Today, I finished reading the second book for my online book club, “The Happiness Project: Or, Why I Spent a Year Trying to Sing in the Morning, Clean My Closets, Fight Right, Read Aristotle, and Generally Have More Fun” by Gretchen Rubin. There are a number of things I am excited about having just finished this book:
- I have finished my second book for the year!
- I completed the book a few days early to be able to discuss it for the book club meeting
- I have a lot of things rattling in my head regarding the topics Rubin covered in this book that I want to do something about.
Thanks to Life as Mom’s, Jessica Fisher, I had a handy-dandy “Reading Notes” paper stuck inside the book so I could write down quotes from the book that stuck out to me.
Here are some of them:
- Page 92, “The aspect of parenthood that intimidated me most was its irreversibility. Spouse, job, work, location- most of the big decisions in life can be reconsidered. Change might be difficult and painful, but it’s possible. But a baby is different. A baby is irrevocable. Once Eliza [her daughter] was born, however, I never gave another thought to the irreversibility of parenthood.” Rubin writes that children bring a fog happiness. Something you can feel, but it can’t really be explained or captured. I enjoyed reading her thoughts on “before” parenthood.
- Rubin talks a lot about “Being Gretchen.” I thought about what does it mean to Be Malisa.

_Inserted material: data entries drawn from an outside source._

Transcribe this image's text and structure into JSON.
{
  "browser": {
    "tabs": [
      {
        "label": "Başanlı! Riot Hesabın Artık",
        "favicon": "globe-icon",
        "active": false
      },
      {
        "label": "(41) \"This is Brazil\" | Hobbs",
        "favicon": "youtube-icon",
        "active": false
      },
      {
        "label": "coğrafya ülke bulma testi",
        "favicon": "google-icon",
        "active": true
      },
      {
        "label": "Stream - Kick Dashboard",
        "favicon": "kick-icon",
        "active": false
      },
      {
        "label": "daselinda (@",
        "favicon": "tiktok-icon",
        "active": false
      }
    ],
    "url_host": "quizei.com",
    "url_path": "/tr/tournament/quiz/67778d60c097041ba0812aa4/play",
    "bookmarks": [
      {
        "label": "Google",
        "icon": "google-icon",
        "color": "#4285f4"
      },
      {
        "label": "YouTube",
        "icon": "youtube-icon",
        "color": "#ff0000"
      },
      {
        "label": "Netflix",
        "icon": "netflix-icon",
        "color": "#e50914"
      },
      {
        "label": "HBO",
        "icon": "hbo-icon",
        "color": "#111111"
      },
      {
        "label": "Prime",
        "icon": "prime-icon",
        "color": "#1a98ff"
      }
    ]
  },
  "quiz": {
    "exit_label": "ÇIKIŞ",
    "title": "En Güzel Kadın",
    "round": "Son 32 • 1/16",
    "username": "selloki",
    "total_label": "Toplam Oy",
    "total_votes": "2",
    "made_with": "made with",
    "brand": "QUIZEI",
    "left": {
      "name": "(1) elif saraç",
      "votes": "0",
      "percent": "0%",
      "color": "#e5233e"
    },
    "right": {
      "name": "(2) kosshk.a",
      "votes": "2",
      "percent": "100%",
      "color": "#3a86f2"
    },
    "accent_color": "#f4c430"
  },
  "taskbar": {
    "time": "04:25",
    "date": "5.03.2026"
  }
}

This is something I want to discover and embrace.
- Page 152, “‘Mere exposure effect’…the more often you see a person, the more intelligent and attractive you’ll find that person.” So true!
- Pages 176-178, “Hedonic treadmill - spending doesn’t necessarily produce happiness.” This goes hand-in-hand with Anthony and my decision to become debt free. The feeling of being enslaved to debt certainly makes this principle even more astounding.
- Page 179, “It’s easy to make the mistake of thinking that if you have something you love or there’s something you want, you’ll be happier with more.”
- Page 185, “It’s certainly true in my household that spending out [not expecting payback] creates a wealth of tenderness while calculation and score keeping build resentment.” I loved Rubin’s thoughts on this topic. It helped me realize that what I do for someone else matters and doesn’t just affect them, but myself also. I think this mirrors the Golden Rule: Do unto others what you would have them do unto you.
- Page 223, I also liked the portion about “Do what you do.” She says, “What you enjoyed doing as a ten-year-old, or choose to do on a free Saturday afternoon is a strong indication of your passion.” Herein lies a challenge for me, what do I like to do? Discovering what I like, not wishing I liked something else, is what I want to figure out.
- Page 260, “As a way to help myself stay serene and cheerful, I resolved to discipline myself to direct my thoughts away from subjects that made me angry or irritable.” WOW! This is a concept I am already trying to implement and keep on practicing. A great example is talk radio…if I’m finding that my blood is boiling, it is probably an indicator that it is NOT a source of happiness. Change the channel and steer clear!
- Page 269, “Enthuisiasm is a form of social courage.” How true. I was reminded of how someone very dear to me, my mom, has always been accused of being too Pollyanna-like. But her choosing to be happy and play the “glad game” is harder than the opposite, being a grumpy, angry person.
- Page 270, “[It is] easy to be heavy; hard to be lighthearted.”
Overall, I really liked this book. I would like to start my own “Happiness Project,” but I’m not sure when I will start or how it will look. One thing I was reminded of so eloquently in the book was the things we do every day matter more than the things we do once in a while. Thanks, Gretchen, for a wonderful book.